** GOAL OF THE EXERCISE **
Word for word, print every entry below.

─── DATA PROVIDED ───

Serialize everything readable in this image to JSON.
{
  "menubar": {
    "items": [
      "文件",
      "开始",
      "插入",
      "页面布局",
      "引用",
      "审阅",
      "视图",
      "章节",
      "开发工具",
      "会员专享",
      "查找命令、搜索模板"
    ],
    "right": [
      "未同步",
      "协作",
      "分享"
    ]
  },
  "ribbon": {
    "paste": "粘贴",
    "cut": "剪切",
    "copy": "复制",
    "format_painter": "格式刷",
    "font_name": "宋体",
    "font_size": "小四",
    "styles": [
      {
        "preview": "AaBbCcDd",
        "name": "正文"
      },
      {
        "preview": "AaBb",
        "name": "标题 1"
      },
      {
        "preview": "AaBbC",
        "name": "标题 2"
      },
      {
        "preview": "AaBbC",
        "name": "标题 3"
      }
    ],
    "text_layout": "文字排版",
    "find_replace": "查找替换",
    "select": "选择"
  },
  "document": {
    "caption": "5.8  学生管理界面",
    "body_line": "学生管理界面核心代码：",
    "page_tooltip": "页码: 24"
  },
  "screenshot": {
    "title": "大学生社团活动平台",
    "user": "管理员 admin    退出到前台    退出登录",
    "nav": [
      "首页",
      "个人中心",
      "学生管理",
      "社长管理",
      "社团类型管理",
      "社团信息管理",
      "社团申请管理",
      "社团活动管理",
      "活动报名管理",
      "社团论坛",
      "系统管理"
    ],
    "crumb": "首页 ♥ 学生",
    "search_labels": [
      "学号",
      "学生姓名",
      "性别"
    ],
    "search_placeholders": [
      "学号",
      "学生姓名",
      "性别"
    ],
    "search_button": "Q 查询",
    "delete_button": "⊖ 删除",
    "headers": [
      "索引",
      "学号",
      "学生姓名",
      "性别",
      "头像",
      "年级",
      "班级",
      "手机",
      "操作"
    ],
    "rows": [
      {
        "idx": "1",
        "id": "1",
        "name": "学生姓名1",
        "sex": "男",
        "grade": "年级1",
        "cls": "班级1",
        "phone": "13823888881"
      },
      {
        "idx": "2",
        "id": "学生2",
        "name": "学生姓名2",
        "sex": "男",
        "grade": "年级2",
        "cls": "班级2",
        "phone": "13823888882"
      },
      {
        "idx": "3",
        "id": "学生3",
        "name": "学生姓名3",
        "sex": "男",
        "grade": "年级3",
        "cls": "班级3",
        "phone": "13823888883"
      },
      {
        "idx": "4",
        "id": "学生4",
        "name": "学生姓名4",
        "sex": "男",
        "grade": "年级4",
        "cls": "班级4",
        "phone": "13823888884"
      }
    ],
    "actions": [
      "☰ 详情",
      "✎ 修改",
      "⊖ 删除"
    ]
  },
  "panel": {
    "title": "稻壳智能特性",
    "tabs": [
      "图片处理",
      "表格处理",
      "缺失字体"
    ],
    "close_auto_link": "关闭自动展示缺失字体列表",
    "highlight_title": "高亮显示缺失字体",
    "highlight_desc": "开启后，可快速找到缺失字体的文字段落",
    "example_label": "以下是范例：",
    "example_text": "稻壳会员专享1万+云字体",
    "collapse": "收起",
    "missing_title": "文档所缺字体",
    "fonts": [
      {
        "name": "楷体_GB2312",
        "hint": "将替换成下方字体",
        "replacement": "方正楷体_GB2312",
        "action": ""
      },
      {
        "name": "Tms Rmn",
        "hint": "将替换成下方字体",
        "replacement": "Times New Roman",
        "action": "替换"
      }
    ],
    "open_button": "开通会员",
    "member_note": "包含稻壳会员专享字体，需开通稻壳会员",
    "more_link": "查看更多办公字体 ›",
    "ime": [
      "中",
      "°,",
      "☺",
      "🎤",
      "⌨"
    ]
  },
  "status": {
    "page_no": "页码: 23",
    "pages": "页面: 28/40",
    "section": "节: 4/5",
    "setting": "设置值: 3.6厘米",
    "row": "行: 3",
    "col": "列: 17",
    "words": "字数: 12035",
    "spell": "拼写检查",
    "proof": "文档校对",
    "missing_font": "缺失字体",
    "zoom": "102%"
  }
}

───

** ANSWER SPACE **
Serialize everything readable in this image to JSON.
{
  "menubar": {
    "items": [
      "文件",
      "开始",
      "插入",
      "页面布局",
      "引用",
      "审阅",
      "视图",
      "章节",
      "开发工具",
      "会员专享",
      "查找命令、搜索模板"
    ],
    "right": [
      "未同步",
      "协作",
      "分享"
    ]
  },
  "ribbon": {
    "paste": "粘贴",
    "cut": "剪切",
    "copy": "复制",
    "format_painter": "格式刷",
    "font_name": "宋体",
    "font_size": "小四",
    "styles": [
      {
        "preview": "AaBbCcDd",
        "name": "正文"
      },
      {
        "preview": "AaBb",
        "name": "标题 1"
      },
      {
        "preview": "AaBbC",
        "name": "标题 2"
      },
      {
        "preview": "AaBbC",
        "name": "标题 3"
      }
    ],
    "text_layout": "文字排版",
    "find_replace": "查找替换",
    "select": "选择"
  },
  "document": {
    "caption": "5.8  学生管理界面",
    "body_line": "学生管理界面核心代码：",
    "page_tooltip": "页码: 24"
  },
  "screenshot": {
    "title": "大学生社团活动平台",
    "user": "管理员 admin    退出到前台    退出登录",
    "nav": [
      "首页",
      "个人中心",
      "学生管理",
      "社长管理",
      "社团类型管理",
      "社团信息管理",
      "社团申请管理",
      "社团活动管理",
      "活动报名管理",
      "社团论坛",
      "系统管理"
    ],
    "crumb": "首页 ♥ 学生",
    "search_labels": [
      "学号",
      "学生姓名",
      "性别"
    ],
    "search_placeholders": [
      "学号",
      "学生姓名",
      "性别"
    ],
    "search_button": "Q 查询",
    "delete_button": "⊖ 删除",
    "headers": [
      "索引",
      "学号",
      "学生姓名",
      "性别",
      "头像",
      "年级",
      "班级",
      "手机",
      "操作"
    ],
    "rows": [
      {
        "idx": "1",
        "id": "1",
        "name": "学生姓名1",
        "sex": "男",
        "grade": "年级1",
        "cls": "班级1",
        "phone": "13823888881"
      },
      {
        "idx": "2",
        "id": "学生2",
        "name": "学生姓名2",
        "sex": "男",
        "grade": "年级2",
        "cls": "班级2",
        "phone": "13823888882"
      },
      {
        "idx": "3",
        "id": "学生3",
        "name": "学生姓名3",
        "sex": "男",
        "grade": "年级3",
        "cls": "班级3",
        "phone": "13823888883"
      },
      {
        "idx": "4",
        "id": "学生4",
        "name": "学生姓名4",
        "sex": "男",
        "grade": "年级4",
        "cls": "班级4",
        "phone": "13823888884"
      }
    ],
    "actions": [
      "☰ 详情",
      "✎ 修改",
      "⊖ 删除"
    ]
  },
  "panel": {
    "title": "稻壳智能特性",
    "tabs": [
      "图片处理",
      "表格处理",
      "缺失字体"
    ],
    "close_auto_link": "关闭自动展示缺失字体列表",
    "highlight_title": "高亮显示缺失字体",
    "highlight_desc": "开启后，可快速找到缺失字体的文字段落",
    "example_label": "以下是范例：",
    "example_text": "稻壳会员专享1万+云字体",
    "collapse": "收起",
    "missing_title": "文档所缺字体",
    "fonts": [
      {
        "name": "楷体_GB2312",
        "hint": "将替换成下方字体",
        "replacement": "方正楷体_GB2312",
        "action": ""
      },
      {
        "name": "Tms Rmn",
        "hint": "将替换成下方字体",
        "replacement": "Times New Roman",
        "action": "替换"
      }
    ],
    "open_button": "开通会员",
    "member_note": "包含稻壳会员专享字体，需开通稻壳会员",
    "more_link": "查看更多办公字体 ›",
    "ime": [
      "中",
      "°,",
      "☺",
      "🎤",
      "⌨"
    ]
  },
  "status": {
    "page_no": "页码: 23",
    "pages": "页面: 28/40",
    "section": "节: 4/5",
    "setting": "设置值: 3.6厘米",
    "row": "行: 3",
    "col": "列: 17",
    "words": "字数: 12035",
    "spell": "拼写检查",
    "proof": "文档校对",
    "missing_font": "缺失字体",
    "zoom": "102%"
  }
}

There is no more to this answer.